Australia’s biggest conference for community leaders, Communities in Control, has set a new challenge to define the soul of our nation.
Each May, nearly 1000 delegates gather in Melbourne and online to seek inspiration and knowledge from the nation’s most progressive thinkers, activists, artists and entertainers at Our Community’s annual conference.
An event unlike any other, this conference looks at the big picture and sets a path for positive social change.
In 2023, the May 29–30 event will celebrate its 21st anniversary, featuring a program that includes:
- Craig Foster, former Socceroo, broadcaster and human rights activist, presenting the annual Joan Kirner Social Justice Oration, on the power of sport to make the world a better place
- Marlikka Perdrisat, a First Nations digital storyteller and researcher, explaining how a better understanding of Indigenous languages will protect our future
- Professor Julianne Schultz AM, media expert and academic, exploring whether the nation is holding onto an egalitarian ethos or retreating into selfishness, and how our country can realise her full potential
- Antoinette Lattouf, diversity advocate, explaining “how to lose friends and influence white people” when championing change and racial equality
- Holly Ransom, leadership expert, who spells out what community sector advocates can do to embrace their power
- Emma Dawson, the executive director of left-wing think tank Per Capita, revealing findings from Per Capita’s new inequality index
- Dr Lachlan McIver, a global health and environmental advocate, on the real costs of medical care in a world hit by climate change, war and epidemics
- Professor Cynthia Mitchell, who brings together her knowledge of biotechnology and ethics to explore the power of Indigenous thinking to save our environment
- Dr Michelle Lim on what she’s learnt about how we can end loneliness
- Dr Anjalee de Silva, who grapples with the free speech conundrum and what can be done to combat hate and anger on the internet
- Dr Simon Longstaff AO, leading ethicist, on the role of ethics in curing the “blindness” that leads good people to do bad things
- Melissa Neighbour and Rebecca Maklad, futurists, who examine the role of optimists in creating a future that we want.
Last year’s event came two days after a federal election that rocked Australian politics.
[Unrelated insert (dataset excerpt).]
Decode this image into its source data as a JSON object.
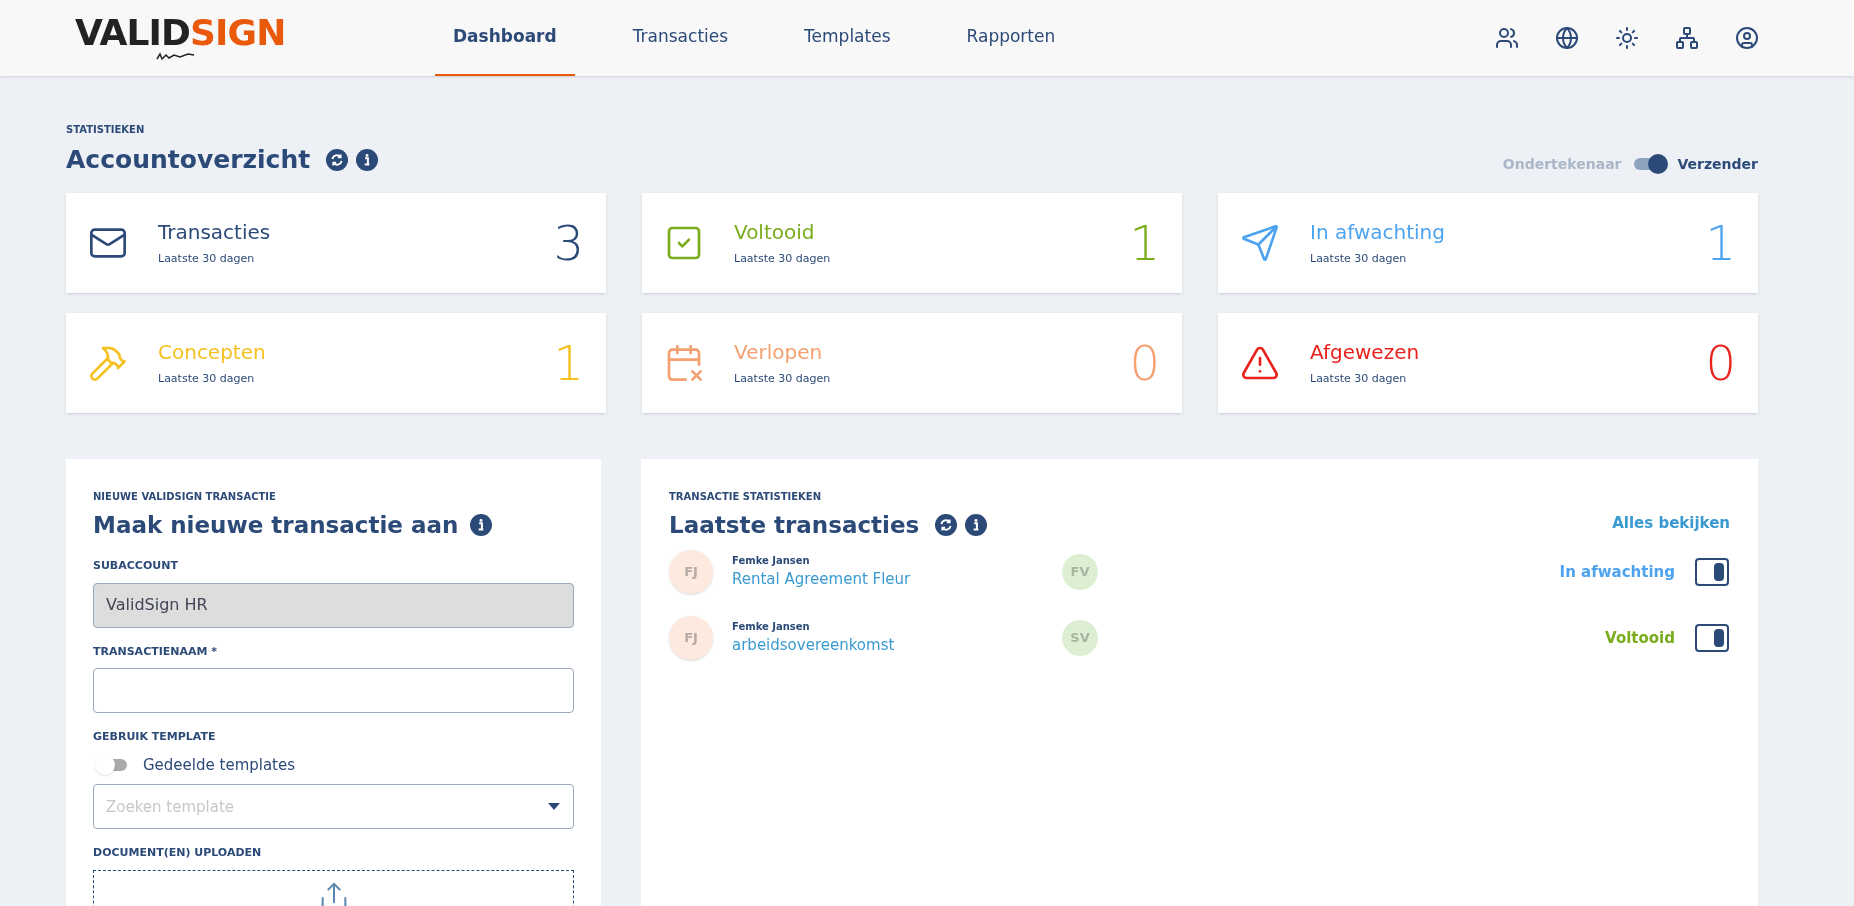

This year’s will witness a renewed determination to make the most of a new political environment.
The theme of “a search for the soul of the nation” is timely early in the year that will determine whether Australia adopts a Voice to Parliament for First Nations people.
The annual networking and professional development event will give delegates the chance to mix with like-minded community leaders, and, like thousands before them, to act with greater conviction and capability, equipped with the tools and the inspiration they need to make a difference.
Conference organiser and Our Community group managing director Denis Moriarty said the two-day community leadership conference was his favourite time of year, when delegates sought solutions where other events left audiences bewildered by facts.
“This is the only Australian conference where community leaders can meet the thinkers and doers who have shown how social change can happen.
“This is where social progressives like me can build our agendas to end racism, create equality, address climate change and forge a nation built on social justice.
“Every year, we urge delegates to go and change the world. Past delegates are doing just that, but there’s so much more unfinished business.”